:: WHAT TO PRODUCE ::
Restate each record below word for word, skipping images.

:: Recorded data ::
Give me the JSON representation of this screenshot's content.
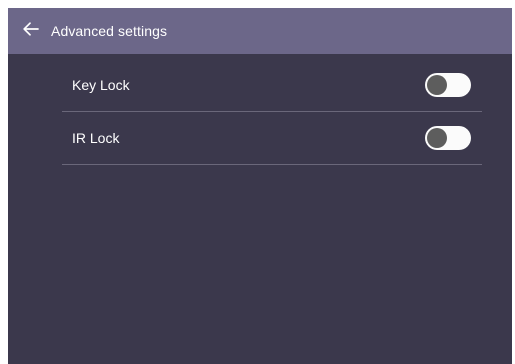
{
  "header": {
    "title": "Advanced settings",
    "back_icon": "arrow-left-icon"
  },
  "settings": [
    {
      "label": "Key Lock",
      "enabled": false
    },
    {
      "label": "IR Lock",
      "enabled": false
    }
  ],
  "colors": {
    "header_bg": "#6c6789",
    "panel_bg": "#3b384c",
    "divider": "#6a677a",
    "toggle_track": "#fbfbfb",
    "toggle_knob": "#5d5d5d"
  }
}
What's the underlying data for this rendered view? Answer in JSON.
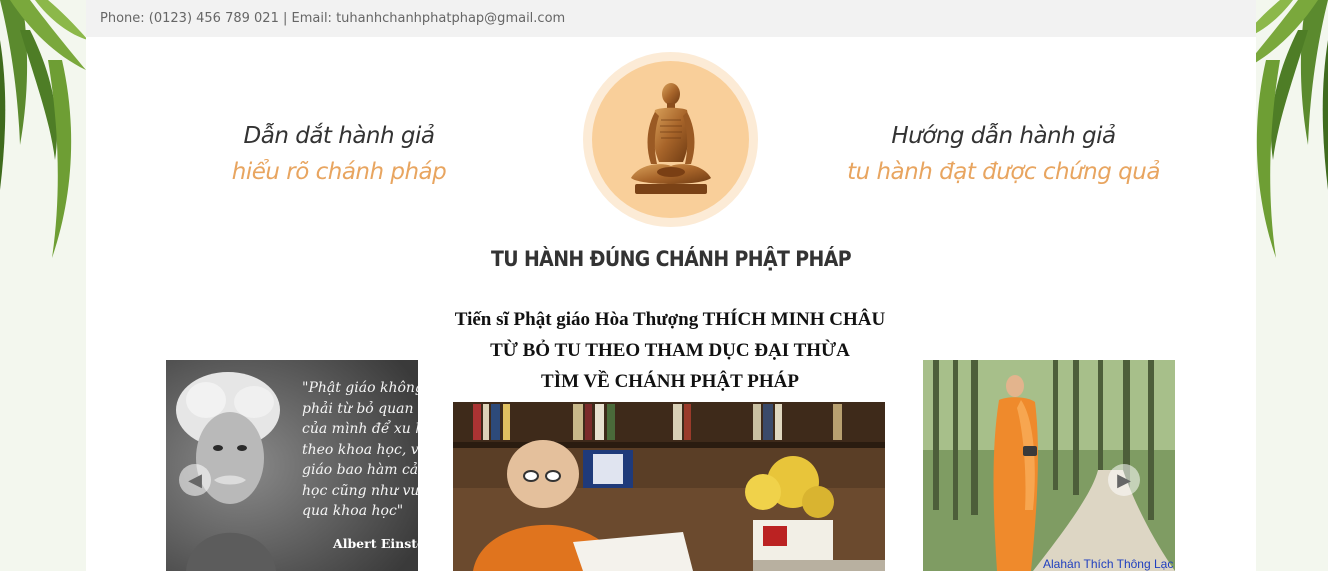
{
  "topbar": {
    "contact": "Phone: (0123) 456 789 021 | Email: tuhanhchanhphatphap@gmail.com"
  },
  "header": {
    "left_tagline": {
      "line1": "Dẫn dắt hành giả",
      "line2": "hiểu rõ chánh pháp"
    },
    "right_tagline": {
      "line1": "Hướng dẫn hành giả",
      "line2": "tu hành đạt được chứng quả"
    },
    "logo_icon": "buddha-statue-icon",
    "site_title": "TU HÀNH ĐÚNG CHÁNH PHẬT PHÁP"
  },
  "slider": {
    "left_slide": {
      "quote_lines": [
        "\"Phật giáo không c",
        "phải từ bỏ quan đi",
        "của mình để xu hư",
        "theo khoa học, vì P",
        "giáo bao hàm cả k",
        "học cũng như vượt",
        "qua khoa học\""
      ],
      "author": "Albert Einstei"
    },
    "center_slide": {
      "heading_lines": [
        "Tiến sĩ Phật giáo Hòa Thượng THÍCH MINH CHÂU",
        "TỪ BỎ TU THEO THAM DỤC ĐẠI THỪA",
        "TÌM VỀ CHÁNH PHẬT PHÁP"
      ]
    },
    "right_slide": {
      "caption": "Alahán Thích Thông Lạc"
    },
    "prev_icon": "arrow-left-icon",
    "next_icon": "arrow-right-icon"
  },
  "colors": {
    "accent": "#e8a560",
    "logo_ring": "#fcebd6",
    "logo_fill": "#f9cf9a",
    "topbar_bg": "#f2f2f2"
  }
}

:: RESPONSE FOR THIS EXERCISE ::
Give me the JSON representation of this screenshot's content.
{
  "header": {
    "title": "Advanced settings",
    "back_icon": "arrow-left-icon"
  },
  "settings": [
    {
      "label": "Key Lock",
      "enabled": false
    },
    {
      "label": "IR Lock",
      "enabled": false
    }
  ],
  "colors": {
    "header_bg": "#6c6789",
    "panel_bg": "#3b384c",
    "divider": "#6a677a",
    "toggle_track": "#fbfbfb",
    "toggle_knob": "#5d5d5d"
  }
}
What's the underlying data for this rendered view? Answer in JSON.
{
  "topbar": {
    "contact": "Phone: (0123) 456 789 021 | Email: tuhanhchanhphatphap@gmail.com"
  },
  "header": {
    "left_tagline": {
      "line1": "Dẫn dắt hành giả",
      "line2": "hiểu rõ chánh pháp"
    },
    "right_tagline": {
      "line1": "Hướng dẫn hành giả",
      "line2": "tu hành đạt được chứng quả"
    },
    "logo_icon": "buddha-statue-icon",
    "site_title": "TU HÀNH ĐÚNG CHÁNH PHẬT PHÁP"
  },
  "slider": {
    "left_slide": {
      "quote_lines": [
        "\"Phật giáo không c",
        "phải từ bỏ quan đi",
        "của mình để xu hư",
        "theo khoa học, vì P",
        "giáo bao hàm cả k",
        "học cũng như vượt",
        "qua khoa học\""
      ],
      "author": "Albert Einstei"
    },
    "center_slide": {
      "heading_lines": [
        "Tiến sĩ Phật giáo Hòa Thượng THÍCH MINH CHÂU",
        "TỪ BỎ TU THEO THAM DỤC ĐẠI THỪA",
        "TÌM VỀ CHÁNH PHẬT PHÁP"
      ]
    },
    "right_slide": {
      "caption": "Alahán Thích Thông Lạc"
    },
    "prev_icon": "arrow-left-icon",
    "next_icon": "arrow-right-icon"
  },
  "colors": {
    "accent": "#e8a560",
    "logo_ring": "#fcebd6",
    "logo_fill": "#f9cf9a",
    "topbar_bg": "#f2f2f2"
  }
}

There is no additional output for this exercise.